The 2020 Outback’s engines are a naturally aspirated 2.5-liter four-cylinder with 182 hp and 176 lb-ft of torque, and a new turbocharged 2.4-liter four-cylinder with 260 hp and 177 lb-ft of torque.
Equipped with the standard engine are the base Outback with a starting price of $27,655, Premium at $29,905, Limited at $34,455 and Touring at $38,355. Turbocharged models, designated XT, are the Onyx at $35,905, Limited $38,755 and Touring $40,705. Prices include the destination charge.
The transmission is Subaru’s continuously variable automatic (CVT), which also can mimic a stepped eight-speed automatic for manual shifting with paddles mounted on the steering wheel.

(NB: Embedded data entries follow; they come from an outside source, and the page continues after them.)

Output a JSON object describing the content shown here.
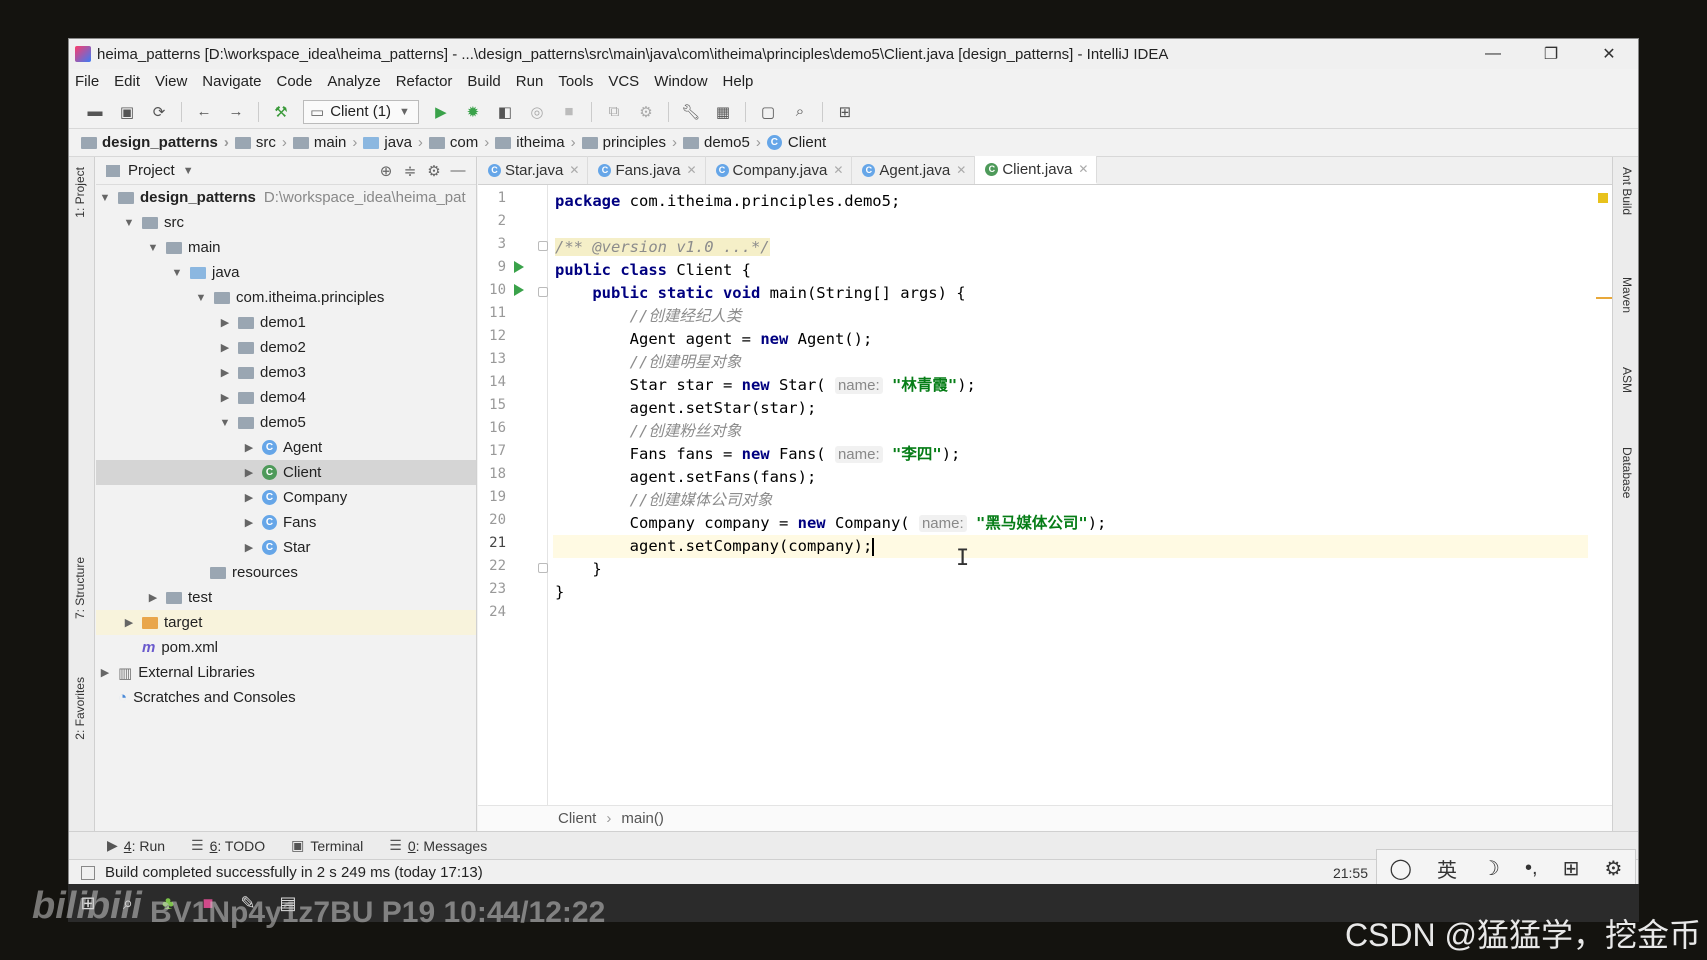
{
  "window": {
    "title": "heima_patterns [D:\\workspace_idea\\heima_patterns] - ...\\design_patterns\\src\\main\\java\\com\\itheima\\principles\\demo5\\Client.java [design_patterns] - IntelliJ IDEA",
    "controls": [
      "—",
      "❐",
      "✕"
    ]
  },
  "menu": [
    "File",
    "Edit",
    "View",
    "Navigate",
    "Code",
    "Analyze",
    "Refactor",
    "Build",
    "Run",
    "Tools",
    "VCS",
    "Window",
    "Help"
  ],
  "toolbar": {
    "run_config": "Client (1)"
  },
  "breadcrumbs": [
    "design_patterns",
    "src",
    "main",
    "java",
    "com",
    "itheima",
    "principles",
    "demo5",
    "Client"
  ],
  "left_tabs": {
    "project": "1: Project",
    "structure": "7: Structure",
    "favorites": "2: Favorites"
  },
  "right_tabs": {
    "ant": "Ant Build",
    "maven": "Maven",
    "asm": "ASM",
    "database": "Database"
  },
  "project": {
    "header": "Project",
    "tree": [
      {
        "label": "design_patterns",
        "path": "D:\\workspace_idea\\heima_pat",
        "level": 0
      },
      {
        "label": "src",
        "level": 1
      },
      {
        "label": "main",
        "level": 2
      },
      {
        "label": "java",
        "level": 3
      },
      {
        "label": "com.itheima.principles",
        "level": 4
      },
      {
        "label": "demo1",
        "level": 5
      },
      {
        "label": "demo2",
        "level": 5
      },
      {
        "label": "demo3",
        "level": 5
      },
      {
        "label": "demo4",
        "level": 5
      },
      {
        "label": "demo5",
        "level": 5
      },
      {
        "label": "Agent",
        "level": 6
      },
      {
        "label": "Client",
        "level": 6
      },
      {
        "label": "Company",
        "level": 6
      },
      {
        "label": "Fans",
        "level": 6
      },
      {
        "label": "Star",
        "level": 6
      },
      {
        "label": "resources",
        "level": 3
      },
      {
        "label": "test",
        "level": 2
      },
      {
        "label": "target",
        "level": 1
      },
      {
        "label": "pom.xml",
        "level": 1
      },
      {
        "label": "External Libraries",
        "level": 0
      },
      {
        "label": "Scratches and Consoles",
        "level": 0
      }
    ]
  },
  "editor": {
    "tabs": [
      "Star.java",
      "Fans.java",
      "Company.java",
      "Agent.java",
      "Client.java"
    ],
    "active_tab": "Client.java",
    "line_numbers": [
      "1",
      "2",
      "3",
      "9",
      "10",
      "11",
      "12",
      "13",
      "14",
      "15",
      "16",
      "17",
      "18",
      "19",
      "20",
      "21",
      "22",
      "23",
      "24"
    ],
    "code": {
      "l1_kw": "package",
      "l1_rest": " com.itheima.principles.demo5;",
      "l3": "/** @version v1.0 ...*/",
      "l9_kw": "public class",
      "l9_rest": " Client {",
      "l10_kw": "public static void",
      "l10_rest": " main(String[] args) {",
      "l11": "//创建经纪人类",
      "l12_a": "Agent agent = ",
      "l12_kw": "new",
      "l12_b": " Agent();",
      "l13": "//创建明星对象",
      "l14_a": "Star star = ",
      "l14_kw": "new",
      "l14_b": " Star( ",
      "l14_hint": "name:",
      "l14_str": "\"林青霞\"",
      "l14_c": ");",
      "l15": "agent.setStar(star);",
      "l16": "//创建粉丝对象",
      "l17_a": "Fans fans = ",
      "l17_kw": "new",
      "l17_b": " Fans( ",
      "l17_hint": "name:",
      "l17_str": "\"李四\"",
      "l17_c": ");",
      "l18": "agent.setFans(fans);",
      "l19": "//创建媒体公司对象",
      "l20_a": "Company company = ",
      "l20_kw": "new",
      "l20_b": " Company( ",
      "l20_hint": "name:",
      "l20_str": "\"黑马媒体公司\"",
      "l20_c": ");",
      "l21": "agent.setCompany(company);",
      "l22": "}",
      "l23": "}"
    },
    "crumb": [
      "Client",
      "main()"
    ]
  },
  "bottom_tabs": [
    {
      "num": "4",
      "label": ": Run"
    },
    {
      "num": "6",
      "label": ": TODO"
    },
    {
      "num": "",
      "label": "Terminal"
    },
    {
      "num": "0",
      "label": ": Messages"
    }
  ],
  "status": {
    "message": "Build completed successfully in 2 s 249 ms (today 17:13)",
    "position": "21:55"
  },
  "ime": [
    "◯",
    "英",
    "☽",
    "•,",
    "⊞",
    "⚙"
  ],
  "overlay": {
    "bili": "bilibili",
    "bv": "BV1Np4y1z7BU P19 10:44/12:22",
    "csdn": "CSDN @猛猛学，挖金币"
  },
  "colors": {
    "keyword": "#000080",
    "string": "#067d17",
    "comment": "#8c8c8c",
    "current_line": "#fffae3"
  }
}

Subaru delivers its EyeSight suite of safety features as standard equipment on every Outback model. Cameras mounted inside on both sides of the inside rear-view mirror monitor traffic ahead and activate pre-collision emergency braking and throttle management. Adaptive cruise control maintains a pre-set distance from the car ahead, and lane keeping assist keeps the Outback centered in its lane.
The system also uses an infrared camera with facial recognition technology to monitor the driver and identify any sign of distraction or fatigue, when it provides visual and audio alerts. Also available are automatic reverse braking, blind-spot warning, rear cross-traffic alert and a head-up display.

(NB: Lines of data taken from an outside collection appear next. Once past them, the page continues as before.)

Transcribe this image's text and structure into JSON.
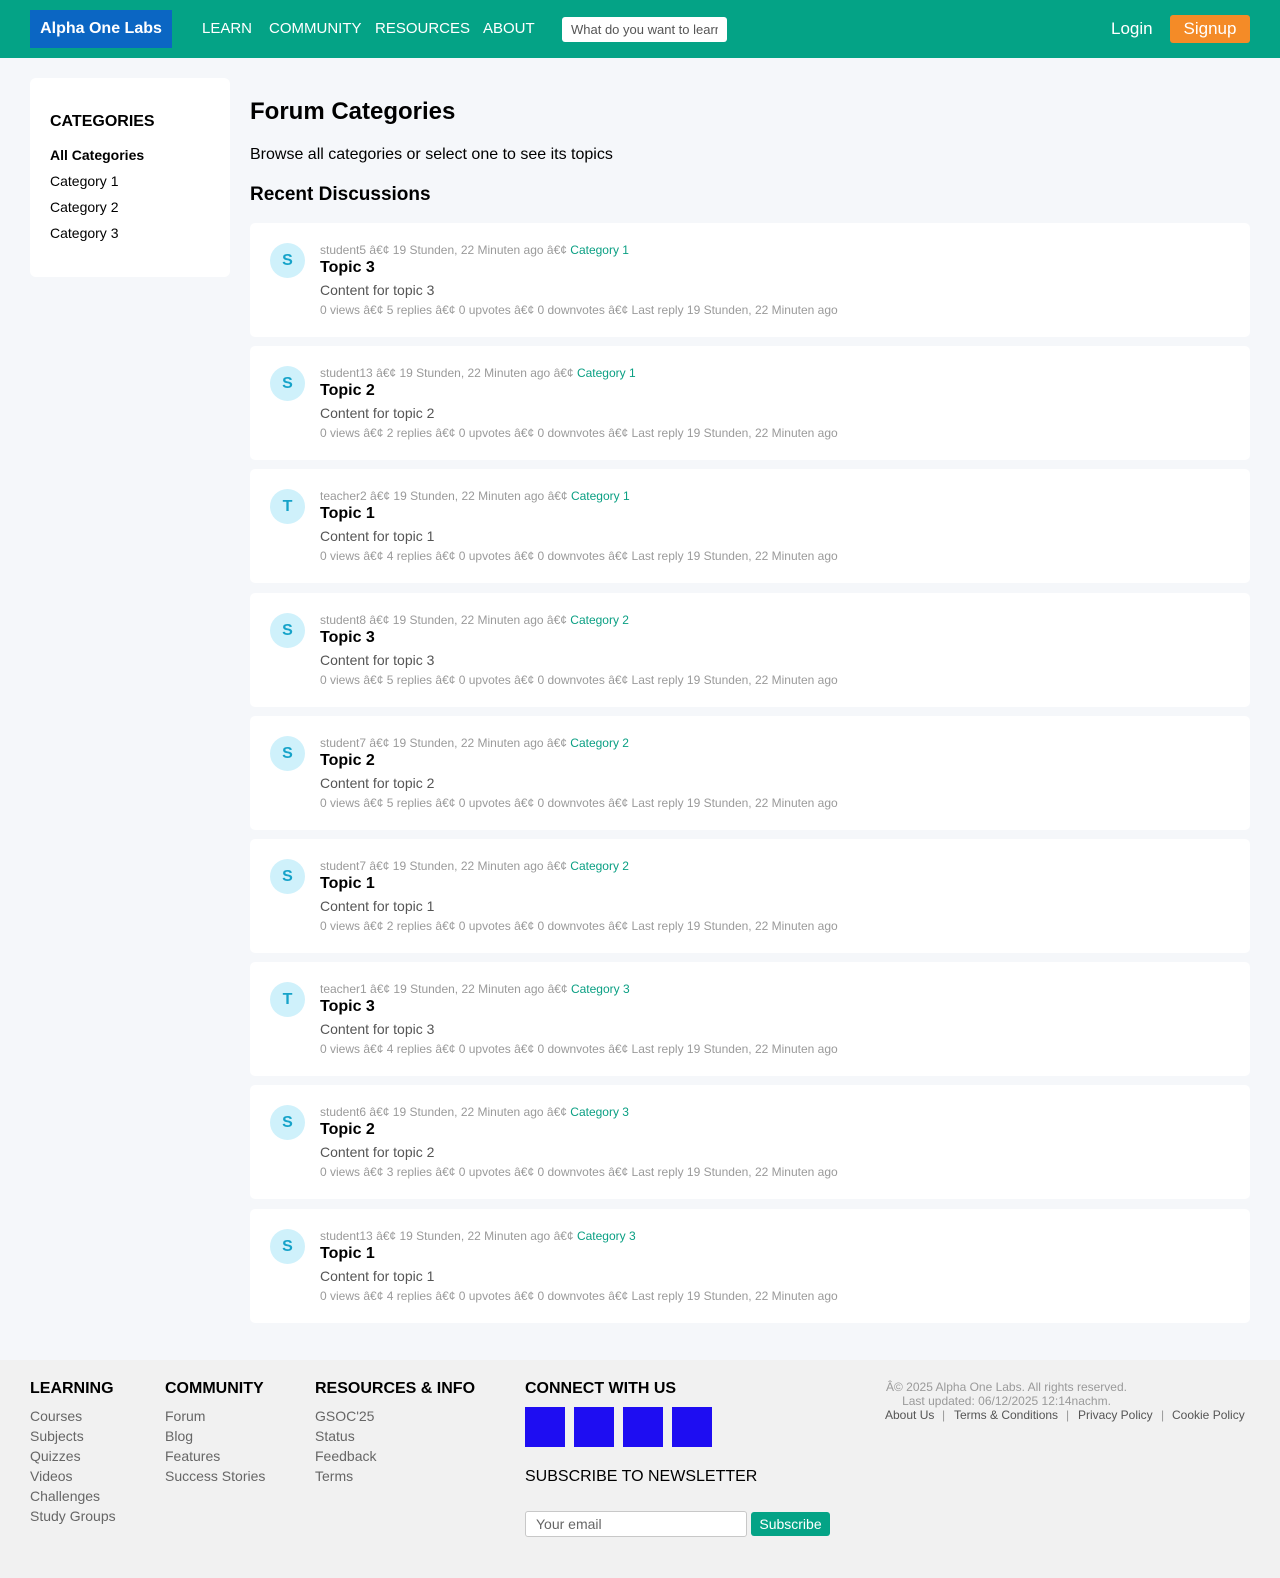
{
  "header": {
    "logo": "Alpha One Labs",
    "nav": [
      "LEARN",
      "COMMUNITY",
      "RESOURCES",
      "ABOUT"
    ],
    "search_placeholder": "What do you want to learn?",
    "login": "Login",
    "signup": "Signup",
    "colors": {
      "bar": "#04a386",
      "logo_bg": "#0b66c3",
      "signup_bg": "#f48b27"
    }
  },
  "sidebar": {
    "title": "CATEGORIES",
    "items": [
      "All Categories",
      "Category 1",
      "Category 2",
      "Category 3"
    ],
    "active_item": "All Categories"
  },
  "main": {
    "title": "Forum Categories",
    "subtitle": "Browse all categories or select one to see its topics",
    "section_title": "Recent Discussions",
    "topics": [
      {
        "initial": "S",
        "author": "student5",
        "time": "19 Stunden, 22 Minuten ago",
        "category": "Category 1",
        "title": "Topic 3",
        "content": "Content for topic 3",
        "stats": "0 views â€¢ 5 replies â€¢ 0 upvotes â€¢ 0 downvotes â€¢ Last reply 19 Stunden, 22 Minuten ago"
      },
      {
        "initial": "S",
        "author": "student13",
        "time": "19 Stunden, 22 Minuten ago",
        "category": "Category 1",
        "title": "Topic 2",
        "content": "Content for topic 2",
        "stats": "0 views â€¢ 2 replies â€¢ 0 upvotes â€¢ 0 downvotes â€¢ Last reply 19 Stunden, 22 Minuten ago"
      },
      {
        "initial": "T",
        "author": "teacher2",
        "time": "19 Stunden, 22 Minuten ago",
        "category": "Category 1",
        "title": "Topic 1",
        "content": "Content for topic 1",
        "stats": "0 views â€¢ 4 replies â€¢ 0 upvotes â€¢ 0 downvotes â€¢ Last reply 19 Stunden, 22 Minuten ago"
      },
      {
        "initial": "S",
        "author": "student8",
        "time": "19 Stunden, 22 Minuten ago",
        "category": "Category 2",
        "title": "Topic 3",
        "content": "Content for topic 3",
        "stats": "0 views â€¢ 5 replies â€¢ 0 upvotes â€¢ 0 downvotes â€¢ Last reply 19 Stunden, 22 Minuten ago"
      },
      {
        "initial": "S",
        "author": "student7",
        "time": "19 Stunden, 22 Minuten ago",
        "category": "Category 2",
        "title": "Topic 2",
        "content": "Content for topic 2",
        "stats": "0 views â€¢ 5 replies â€¢ 0 upvotes â€¢ 0 downvotes â€¢ Last reply 19 Stunden, 22 Minuten ago"
      },
      {
        "initial": "S",
        "author": "student7",
        "time": "19 Stunden, 22 Minuten ago",
        "category": "Category 2",
        "title": "Topic 1",
        "content": "Content for topic 1",
        "stats": "0 views â€¢ 2 replies â€¢ 0 upvotes â€¢ 0 downvotes â€¢ Last reply 19 Stunden, 22 Minuten ago"
      },
      {
        "initial": "T",
        "author": "teacher1",
        "time": "19 Stunden, 22 Minuten ago",
        "category": "Category 3",
        "title": "Topic 3",
        "content": "Content for topic 3",
        "stats": "0 views â€¢ 4 replies â€¢ 0 upvotes â€¢ 0 downvotes â€¢ Last reply 19 Stunden, 22 Minuten ago"
      },
      {
        "initial": "S",
        "author": "student6",
        "time": "19 Stunden, 22 Minuten ago",
        "category": "Category 3",
        "title": "Topic 2",
        "content": "Content for topic 2",
        "stats": "0 views â€¢ 3 replies â€¢ 0 upvotes â€¢ 0 downvotes â€¢ Last reply 19 Stunden, 22 Minuten ago"
      },
      {
        "initial": "S",
        "author": "student13",
        "time": "19 Stunden, 22 Minuten ago",
        "category": "Category 3",
        "title": "Topic 1",
        "content": "Content for topic 1",
        "stats": "0 views â€¢ 4 replies â€¢ 0 upvotes â€¢ 0 downvotes â€¢ Last reply 19 Stunden, 22 Minuten ago"
      }
    ],
    "meta_separator": "â€¢",
    "colors": {
      "category_link": "#0a9f83",
      "avatar_bg": "#cff1fb",
      "avatar_text": "#16a3c9"
    }
  },
  "footer": {
    "learning": {
      "heading": "LEARNING",
      "links": [
        "Courses",
        "Subjects",
        "Quizzes",
        "Videos",
        "Challenges",
        "Study Groups"
      ]
    },
    "community": {
      "heading": "COMMUNITY",
      "links": [
        "Forum",
        "Blog",
        "Features",
        "Success Stories"
      ]
    },
    "resources": {
      "heading": "RESOURCES & INFO",
      "links": [
        "GSOC'25",
        "Status",
        "Feedback",
        "Terms"
      ]
    },
    "connect": {
      "heading": "CONNECT WITH US",
      "social_icons": [
        "social-icon-1",
        "social-icon-2",
        "social-icon-3",
        "social-icon-4"
      ],
      "icon_color": "#1e0df2"
    },
    "newsletter": {
      "title": "SUBSCRIBE TO NEWSLETTER",
      "email_placeholder": "Your email",
      "button": "Subscribe"
    },
    "copyright": "Â© 2025 Alpha One Labs. All rights reserved.",
    "last_updated": "Last updated: 06/12/2025 12:14nachm.",
    "legal_links": [
      "About Us",
      "Terms & Conditions",
      "Privacy Policy",
      "Cookie Policy"
    ],
    "legal_separator": "|"
  }
}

Models with both engines were driven for this review. The conclusion was that the standard engine would satisfy the majority of Outback buyers. With car-like handling and ride, it also has enough power to hold its own on any road or traffic condition.
But the focus here is on the Onyx XT with the turbo motor, which delivers more rapid acceleration and passing power, though as might be expected lower fuel economy. Its EPA city/highway/combined fuel consumption is rated at 23/30/26 mpg compared to 26/33/29 for the standard engine.
The Onyx comes with a new polyurethane-based faux leather upholstery that the company says cleans easily and is more comfortable in heat and cold than vinyl-based seat coverings. Because the model is aimed at customers who spend time in the outdoors, the Onyx also comes with Subaru’s dual-mode X-Mode system that enhances off-road performance, including automatic hill descent control. There are settings for snow, dirt and mud.
Other Onyx equipment includes 18-inch black aluminum wheels, black exterior trim, a 180-degree front-view monitor, full-size spare wheel and tire, hands-free power rear tailgate and dual exhaust pipes. The tester also had a $1,845 option package that included a motorized sunroof, reverse automatic braking and Subaru’s Starlink navigation system with an 11.6-inch center screen.
On both paved highways and rutted forest roads, the Outback Onyx demonstrated stellar performance. It was fast, comfortable and handled competently on twisting northern California highways, aided by brake-based torque vectoring for the rear wheels.
Off-road, its 8.7-inch ground clearance enabled it to traverse deep and steep holes that would have trapped many other vehicles. The hill descent control took the anxiety out of steep downhill grades.
Gotta love it.
- Model: 2020 Subaru Outback Onyx XT four-door crossover sport utility vehicle.
- Engine: 2.4-liter four-cylinder, turbocharged; 260 hp, 277 lb-ft torque.
- Transmission: Continuously variable automatic with eight-speed manual-shift mode and full-time all-wheel drive.
- Overall length: 15 feet 11 inches.
- Height: 5 feet 6 inches.
- EPA/SAE passenger/cargo volume: 106/33 cubic feet.
- Weight: 3,884 pounds.
- Towing capability: 3,500 pounds.
- EPA city/highway/combined fuel consumption: 23/30/26 mpg.
- Base price, including destination charge: $35,905
- Price as tested: $37,750.
Disclaimer: This test drive was conducted at a manufacturer-sponsored press event. The manufacturer provided travel, accommodations, vehicles, meals and fuel.
Photos (c) Subaru